An officer sought a Temporary Extreme Risk Protection Order (TERPO) under NYS law for defendant’s allegedly pointing a gun at his alleged victims from a car. This is a civil remedy, and, here, it did not provide any protection under the Fourth Amendment or state constitution from unreasonable searches and seizures. “This order is overbroad and lacks particularity. It does not identify the specific offense for which the police have established probable cause, it does not describe the place to be searched and it does not specify the items to be seized by their relation to a designated crime …. While the application provides slightly more information it also lacks sufficient particularity to satisfy the requirements of CPL 690 and the Federal and State Constitutions.” It also did not incorporate other documents or facts to supply what’s necessary. People v. A.O., 2023 NY Slip Op 23356, 2023 N.Y. Misc. LEXIS 20099 (Erie Co. Sept. 23, 2023).

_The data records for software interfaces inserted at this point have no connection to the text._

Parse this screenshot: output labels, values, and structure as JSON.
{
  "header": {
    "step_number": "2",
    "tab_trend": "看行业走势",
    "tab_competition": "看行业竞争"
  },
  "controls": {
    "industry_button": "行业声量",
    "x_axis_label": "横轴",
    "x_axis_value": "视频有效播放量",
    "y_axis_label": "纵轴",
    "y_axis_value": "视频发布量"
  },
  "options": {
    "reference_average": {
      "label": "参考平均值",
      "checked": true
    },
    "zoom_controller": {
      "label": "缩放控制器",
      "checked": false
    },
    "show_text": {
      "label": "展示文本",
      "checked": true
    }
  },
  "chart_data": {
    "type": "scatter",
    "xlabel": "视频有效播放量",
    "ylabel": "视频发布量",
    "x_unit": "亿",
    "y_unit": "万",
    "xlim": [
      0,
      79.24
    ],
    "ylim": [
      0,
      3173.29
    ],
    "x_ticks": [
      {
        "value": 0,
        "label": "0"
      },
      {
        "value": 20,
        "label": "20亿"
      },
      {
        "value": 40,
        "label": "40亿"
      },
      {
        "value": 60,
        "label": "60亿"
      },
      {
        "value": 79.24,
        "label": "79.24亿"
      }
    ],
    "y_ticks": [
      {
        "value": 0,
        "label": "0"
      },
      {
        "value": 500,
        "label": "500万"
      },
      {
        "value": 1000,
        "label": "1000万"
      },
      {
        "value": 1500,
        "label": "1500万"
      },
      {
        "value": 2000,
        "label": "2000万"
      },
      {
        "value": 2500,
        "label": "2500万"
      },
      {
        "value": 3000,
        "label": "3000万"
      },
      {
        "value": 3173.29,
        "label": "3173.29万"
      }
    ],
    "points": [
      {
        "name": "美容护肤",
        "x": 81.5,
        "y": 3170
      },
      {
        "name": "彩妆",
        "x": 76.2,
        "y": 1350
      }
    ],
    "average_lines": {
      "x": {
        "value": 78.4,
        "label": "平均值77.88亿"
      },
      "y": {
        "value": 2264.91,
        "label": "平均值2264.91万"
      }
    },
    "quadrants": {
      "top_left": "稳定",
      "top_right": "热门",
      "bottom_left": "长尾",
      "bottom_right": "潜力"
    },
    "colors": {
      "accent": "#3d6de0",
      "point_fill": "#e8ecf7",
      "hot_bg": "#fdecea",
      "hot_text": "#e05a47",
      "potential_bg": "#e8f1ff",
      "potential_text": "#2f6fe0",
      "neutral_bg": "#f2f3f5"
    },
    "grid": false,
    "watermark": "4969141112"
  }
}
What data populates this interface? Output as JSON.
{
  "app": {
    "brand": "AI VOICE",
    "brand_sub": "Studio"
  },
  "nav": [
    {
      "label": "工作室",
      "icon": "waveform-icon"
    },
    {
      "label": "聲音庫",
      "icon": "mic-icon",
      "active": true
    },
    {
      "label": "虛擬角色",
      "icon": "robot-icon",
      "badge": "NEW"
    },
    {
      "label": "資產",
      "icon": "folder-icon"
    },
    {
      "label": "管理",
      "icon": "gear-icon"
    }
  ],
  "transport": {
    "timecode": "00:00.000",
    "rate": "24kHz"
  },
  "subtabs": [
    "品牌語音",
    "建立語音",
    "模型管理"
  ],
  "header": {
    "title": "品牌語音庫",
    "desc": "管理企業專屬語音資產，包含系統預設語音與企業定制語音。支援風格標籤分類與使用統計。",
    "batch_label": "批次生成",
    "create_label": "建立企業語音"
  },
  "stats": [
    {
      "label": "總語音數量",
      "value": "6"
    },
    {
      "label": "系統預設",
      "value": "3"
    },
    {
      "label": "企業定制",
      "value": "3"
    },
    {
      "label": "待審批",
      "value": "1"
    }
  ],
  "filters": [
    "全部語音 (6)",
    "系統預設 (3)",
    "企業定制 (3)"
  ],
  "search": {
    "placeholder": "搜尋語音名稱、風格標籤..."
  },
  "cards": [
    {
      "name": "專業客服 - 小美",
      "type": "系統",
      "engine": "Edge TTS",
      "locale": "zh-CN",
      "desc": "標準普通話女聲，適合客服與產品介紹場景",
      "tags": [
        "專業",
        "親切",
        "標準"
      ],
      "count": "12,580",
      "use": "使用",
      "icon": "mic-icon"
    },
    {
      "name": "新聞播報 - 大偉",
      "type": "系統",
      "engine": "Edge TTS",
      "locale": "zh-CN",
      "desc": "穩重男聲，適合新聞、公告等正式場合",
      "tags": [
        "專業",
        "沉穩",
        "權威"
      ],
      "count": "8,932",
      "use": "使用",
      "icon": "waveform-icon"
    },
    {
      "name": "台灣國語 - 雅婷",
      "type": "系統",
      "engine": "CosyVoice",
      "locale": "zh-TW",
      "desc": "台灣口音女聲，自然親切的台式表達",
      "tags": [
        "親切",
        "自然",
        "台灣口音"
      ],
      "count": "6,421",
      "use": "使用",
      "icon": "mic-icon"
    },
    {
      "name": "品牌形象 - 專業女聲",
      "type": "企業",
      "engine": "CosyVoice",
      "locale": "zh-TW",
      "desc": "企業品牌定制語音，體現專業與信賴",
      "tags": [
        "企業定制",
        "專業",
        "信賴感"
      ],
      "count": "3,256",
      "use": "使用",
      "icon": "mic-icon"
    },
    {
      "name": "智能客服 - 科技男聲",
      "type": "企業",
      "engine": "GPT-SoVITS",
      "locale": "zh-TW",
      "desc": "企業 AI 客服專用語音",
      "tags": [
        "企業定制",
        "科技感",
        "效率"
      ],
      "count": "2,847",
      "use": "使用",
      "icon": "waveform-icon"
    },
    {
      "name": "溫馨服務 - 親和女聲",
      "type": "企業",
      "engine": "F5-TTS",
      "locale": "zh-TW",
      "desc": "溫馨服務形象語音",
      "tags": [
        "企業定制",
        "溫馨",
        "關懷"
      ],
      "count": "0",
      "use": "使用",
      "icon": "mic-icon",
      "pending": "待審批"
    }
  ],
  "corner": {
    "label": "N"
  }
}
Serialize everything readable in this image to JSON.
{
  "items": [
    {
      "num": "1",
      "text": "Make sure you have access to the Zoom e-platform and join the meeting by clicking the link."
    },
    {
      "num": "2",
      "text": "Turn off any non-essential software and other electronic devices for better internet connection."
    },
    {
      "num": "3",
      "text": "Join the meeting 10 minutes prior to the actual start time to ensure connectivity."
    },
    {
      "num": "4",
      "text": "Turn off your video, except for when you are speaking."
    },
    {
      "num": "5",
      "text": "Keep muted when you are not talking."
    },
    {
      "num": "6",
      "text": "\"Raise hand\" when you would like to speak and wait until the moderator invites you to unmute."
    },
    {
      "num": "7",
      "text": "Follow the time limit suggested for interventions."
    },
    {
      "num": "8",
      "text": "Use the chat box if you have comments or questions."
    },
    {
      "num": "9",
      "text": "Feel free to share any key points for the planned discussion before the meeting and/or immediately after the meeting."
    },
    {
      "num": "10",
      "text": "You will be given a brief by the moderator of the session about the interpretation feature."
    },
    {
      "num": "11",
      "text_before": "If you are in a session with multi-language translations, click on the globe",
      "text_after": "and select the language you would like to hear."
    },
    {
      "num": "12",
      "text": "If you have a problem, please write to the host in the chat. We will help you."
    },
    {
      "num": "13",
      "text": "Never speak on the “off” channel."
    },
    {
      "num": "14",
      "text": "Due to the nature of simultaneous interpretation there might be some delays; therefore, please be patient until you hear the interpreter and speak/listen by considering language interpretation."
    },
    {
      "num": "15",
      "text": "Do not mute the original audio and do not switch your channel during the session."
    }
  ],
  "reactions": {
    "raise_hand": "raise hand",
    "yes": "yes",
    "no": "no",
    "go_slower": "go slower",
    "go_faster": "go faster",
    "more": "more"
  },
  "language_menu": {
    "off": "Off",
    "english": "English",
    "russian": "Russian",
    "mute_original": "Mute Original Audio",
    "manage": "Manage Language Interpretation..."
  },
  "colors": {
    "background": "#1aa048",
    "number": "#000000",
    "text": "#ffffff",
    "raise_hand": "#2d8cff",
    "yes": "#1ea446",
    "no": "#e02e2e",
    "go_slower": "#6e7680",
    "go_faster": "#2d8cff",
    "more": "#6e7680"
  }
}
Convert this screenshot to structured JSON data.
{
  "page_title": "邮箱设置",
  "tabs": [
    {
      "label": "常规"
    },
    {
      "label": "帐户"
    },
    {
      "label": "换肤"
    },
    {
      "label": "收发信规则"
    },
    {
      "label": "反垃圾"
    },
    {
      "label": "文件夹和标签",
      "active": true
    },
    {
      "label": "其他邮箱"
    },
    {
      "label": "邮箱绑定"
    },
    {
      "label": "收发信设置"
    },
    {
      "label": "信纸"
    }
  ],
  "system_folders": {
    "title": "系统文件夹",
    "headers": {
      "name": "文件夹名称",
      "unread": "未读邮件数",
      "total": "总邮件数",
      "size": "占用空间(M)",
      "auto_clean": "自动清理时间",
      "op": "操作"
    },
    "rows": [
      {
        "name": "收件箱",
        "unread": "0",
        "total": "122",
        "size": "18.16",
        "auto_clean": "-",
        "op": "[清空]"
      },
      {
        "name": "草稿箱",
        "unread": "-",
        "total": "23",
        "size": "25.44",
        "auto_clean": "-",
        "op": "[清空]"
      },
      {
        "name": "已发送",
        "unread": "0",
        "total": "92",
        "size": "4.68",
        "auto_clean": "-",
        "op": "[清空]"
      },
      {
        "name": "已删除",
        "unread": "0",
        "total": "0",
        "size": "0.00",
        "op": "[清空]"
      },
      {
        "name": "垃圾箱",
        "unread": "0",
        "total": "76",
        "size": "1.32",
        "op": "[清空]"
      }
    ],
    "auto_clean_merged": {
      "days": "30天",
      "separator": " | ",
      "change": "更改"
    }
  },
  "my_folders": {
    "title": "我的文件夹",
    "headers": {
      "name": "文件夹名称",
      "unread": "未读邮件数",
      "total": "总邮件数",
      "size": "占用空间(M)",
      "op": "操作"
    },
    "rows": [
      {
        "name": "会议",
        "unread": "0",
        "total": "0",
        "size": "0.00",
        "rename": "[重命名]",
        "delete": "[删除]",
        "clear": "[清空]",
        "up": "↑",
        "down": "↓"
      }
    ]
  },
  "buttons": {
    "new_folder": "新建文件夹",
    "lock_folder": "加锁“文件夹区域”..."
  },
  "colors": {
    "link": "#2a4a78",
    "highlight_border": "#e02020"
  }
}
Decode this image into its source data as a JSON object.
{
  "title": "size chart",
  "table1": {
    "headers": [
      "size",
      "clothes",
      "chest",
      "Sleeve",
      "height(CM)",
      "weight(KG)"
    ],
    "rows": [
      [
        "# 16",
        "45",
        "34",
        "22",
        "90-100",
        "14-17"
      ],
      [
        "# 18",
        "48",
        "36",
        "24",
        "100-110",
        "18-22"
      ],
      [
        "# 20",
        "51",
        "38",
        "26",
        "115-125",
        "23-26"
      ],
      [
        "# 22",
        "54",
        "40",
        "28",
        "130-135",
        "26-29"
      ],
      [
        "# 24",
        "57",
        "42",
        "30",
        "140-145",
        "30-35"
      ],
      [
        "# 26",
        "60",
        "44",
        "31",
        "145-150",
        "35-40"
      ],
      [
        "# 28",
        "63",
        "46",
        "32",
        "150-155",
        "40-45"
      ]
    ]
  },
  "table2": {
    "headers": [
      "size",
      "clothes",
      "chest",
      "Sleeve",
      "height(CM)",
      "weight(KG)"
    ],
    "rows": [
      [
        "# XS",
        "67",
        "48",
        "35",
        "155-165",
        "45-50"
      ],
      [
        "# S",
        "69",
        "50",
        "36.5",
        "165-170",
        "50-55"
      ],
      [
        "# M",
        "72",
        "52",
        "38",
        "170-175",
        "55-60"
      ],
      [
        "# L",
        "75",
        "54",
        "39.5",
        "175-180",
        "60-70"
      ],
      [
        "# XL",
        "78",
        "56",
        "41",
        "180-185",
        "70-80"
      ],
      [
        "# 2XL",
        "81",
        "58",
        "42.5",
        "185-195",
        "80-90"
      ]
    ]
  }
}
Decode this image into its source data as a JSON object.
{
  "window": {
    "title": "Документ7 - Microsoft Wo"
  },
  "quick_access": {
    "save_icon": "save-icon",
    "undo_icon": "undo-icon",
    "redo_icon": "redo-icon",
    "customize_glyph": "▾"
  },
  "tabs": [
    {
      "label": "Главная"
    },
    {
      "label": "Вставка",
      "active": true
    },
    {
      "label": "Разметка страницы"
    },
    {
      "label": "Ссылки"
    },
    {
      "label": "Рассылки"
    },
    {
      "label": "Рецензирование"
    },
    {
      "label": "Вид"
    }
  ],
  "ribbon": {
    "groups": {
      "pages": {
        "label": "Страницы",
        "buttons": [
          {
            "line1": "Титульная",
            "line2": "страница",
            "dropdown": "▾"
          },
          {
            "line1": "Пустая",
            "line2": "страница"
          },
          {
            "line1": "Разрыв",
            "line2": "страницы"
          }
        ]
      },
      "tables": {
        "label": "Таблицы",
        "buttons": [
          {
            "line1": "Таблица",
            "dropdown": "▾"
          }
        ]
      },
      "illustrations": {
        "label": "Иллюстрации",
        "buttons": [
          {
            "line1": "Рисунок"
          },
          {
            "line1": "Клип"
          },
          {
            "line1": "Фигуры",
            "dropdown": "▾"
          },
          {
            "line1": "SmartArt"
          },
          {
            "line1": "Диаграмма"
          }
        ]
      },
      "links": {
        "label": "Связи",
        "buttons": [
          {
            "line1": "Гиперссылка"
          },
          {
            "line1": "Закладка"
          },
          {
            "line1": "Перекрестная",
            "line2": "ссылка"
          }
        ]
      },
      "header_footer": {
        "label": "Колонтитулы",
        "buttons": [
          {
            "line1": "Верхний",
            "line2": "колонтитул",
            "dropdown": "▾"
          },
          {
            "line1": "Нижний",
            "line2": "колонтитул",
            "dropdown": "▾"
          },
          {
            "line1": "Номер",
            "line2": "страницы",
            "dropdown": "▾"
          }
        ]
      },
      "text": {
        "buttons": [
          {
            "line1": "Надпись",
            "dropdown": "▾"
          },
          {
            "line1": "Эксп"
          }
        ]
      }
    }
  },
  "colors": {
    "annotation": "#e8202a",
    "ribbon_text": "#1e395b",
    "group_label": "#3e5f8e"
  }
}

Officers working the Kansas City Greyhound station had already had a dog sniff luggage. When defendant approached a bag that the dog had alerted on, they asked if he was carrying cash or drugs, which he denied. They asked if they could search it, and he said “Yeah. Search it.” Then he asked if he could go to the bathroom to brush his teeth. That concerned the officers that he’d attempt to flee or destroy evidence, so he could be handcuffed. United States v. Bonilla, 2023 U.S. App. LEXIS 30754 (8th Cir. Nov. 20, 2023).*